What the task requires
Without the pictures, print each of the records below exactly as it appears.

══ Exercise material ══

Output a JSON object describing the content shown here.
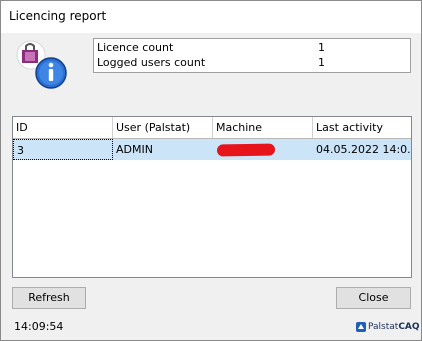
{
  "window": {
    "title": "Licencing report"
  },
  "info": {
    "rows": [
      {
        "label": "Licence count",
        "value": "1"
      },
      {
        "label": "Logged users count",
        "value": "1"
      }
    ]
  },
  "grid": {
    "columns": [
      "ID",
      "User (Palstat)",
      "Machine",
      "Last activity"
    ],
    "rows": [
      {
        "id": "3",
        "user": "ADMIN",
        "machine": "",
        "last_activity": "04.05.2022 14:0..."
      }
    ]
  },
  "buttons": {
    "refresh": "Refresh",
    "close": "Close"
  },
  "status": {
    "time": "14:09:54"
  },
  "logo": {
    "name_a": "Palstat",
    "name_b": "CAQ"
  },
  "colors": {
    "selection": "#cce4f7",
    "redaction": "#e8141c",
    "info_icon": "#1f5fb8"
  }
}
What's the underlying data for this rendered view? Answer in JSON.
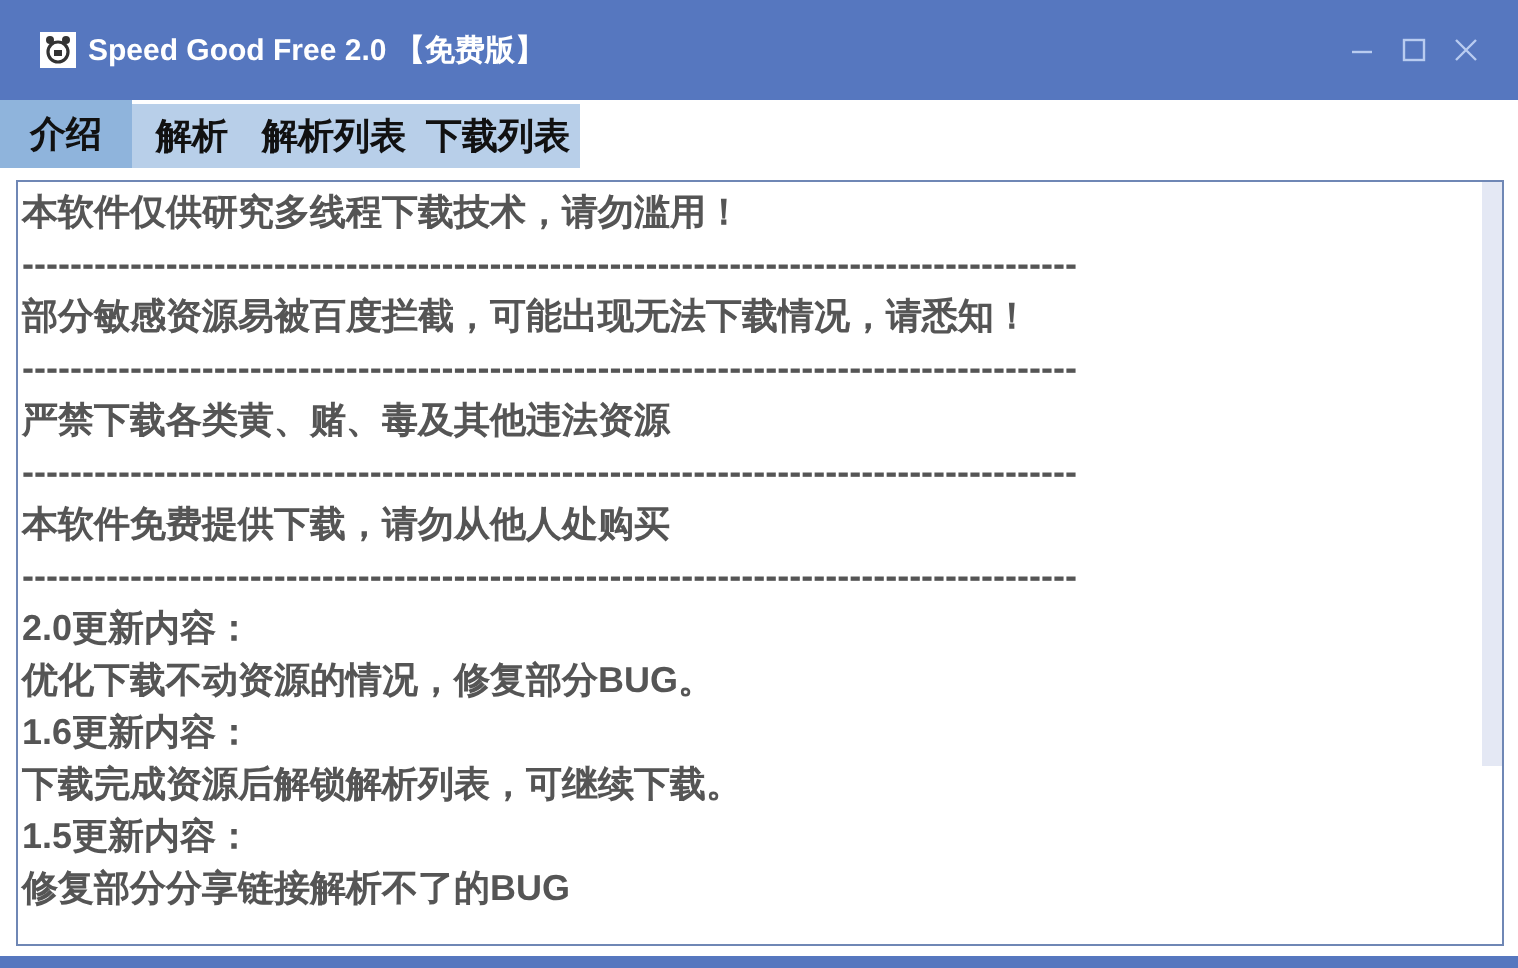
{
  "window": {
    "title": "Speed Good Free 2.0 【免费版】"
  },
  "tabs": [
    {
      "label": "介绍",
      "selected": true
    },
    {
      "label": "解析",
      "selected": false
    },
    {
      "label": "解析列表",
      "selected": false
    },
    {
      "label": "下载列表",
      "selected": false
    }
  ],
  "content": {
    "lines": [
      "本软件仅供研究多线程下载技术，请勿滥用！",
      "----------------------------------------------------------------------------------------",
      "部分敏感资源易被百度拦截，可能出现无法下载情况，请悉知！",
      "----------------------------------------------------------------------------------------",
      "严禁下载各类黄、赌、毒及其他违法资源",
      "----------------------------------------------------------------------------------------",
      "本软件免费提供下载，请勿从他人处购买",
      "----------------------------------------------------------------------------------------",
      "2.0更新内容：",
      "优化下载不动资源的情况，修复部分BUG。",
      "1.6更新内容：",
      "下载完成资源后解锁解析列表，可继续下载。",
      "1.5更新内容：",
      "修复部分分享链接解析不了的BUG"
    ]
  }
}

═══

Exercise solution
Output a JSON object describing the content shown here.
{
  "window": {
    "title": "Licencing report"
  },
  "info": {
    "rows": [
      {
        "label": "Licence count",
        "value": "1"
      },
      {
        "label": "Logged users count",
        "value": "1"
      }
    ]
  },
  "grid": {
    "columns": [
      "ID",
      "User (Palstat)",
      "Machine",
      "Last activity"
    ],
    "rows": [
      {
        "id": "3",
        "user": "ADMIN",
        "machine": "",
        "last_activity": "04.05.2022 14:0..."
      }
    ]
  },
  "buttons": {
    "refresh": "Refresh",
    "close": "Close"
  },
  "status": {
    "time": "14:09:54"
  },
  "logo": {
    "name_a": "Palstat",
    "name_b": "CAQ"
  },
  "colors": {
    "selection": "#cce4f7",
    "redaction": "#e8141c",
    "info_icon": "#1f5fb8"
  }
}
What's the underlying data for this rendered view? Answer in JSON.
{
  "window": {
    "title": "Speed Good Free 2.0 【免费版】"
  },
  "tabs": [
    {
      "label": "介绍",
      "selected": true
    },
    {
      "label": "解析",
      "selected": false
    },
    {
      "label": "解析列表",
      "selected": false
    },
    {
      "label": "下载列表",
      "selected": false
    }
  ],
  "content": {
    "lines": [
      "本软件仅供研究多线程下载技术，请勿滥用！",
      "----------------------------------------------------------------------------------------",
      "部分敏感资源易被百度拦截，可能出现无法下载情况，请悉知！",
      "----------------------------------------------------------------------------------------",
      "严禁下载各类黄、赌、毒及其他违法资源",
      "----------------------------------------------------------------------------------------",
      "本软件免费提供下载，请勿从他人处购买",
      "----------------------------------------------------------------------------------------",
      "2.0更新内容：",
      "优化下载不动资源的情况，修复部分BUG。",
      "1.6更新内容：",
      "下载完成资源后解锁解析列表，可继续下载。",
      "1.5更新内容：",
      "修复部分分享链接解析不了的BUG"
    ]
  }
}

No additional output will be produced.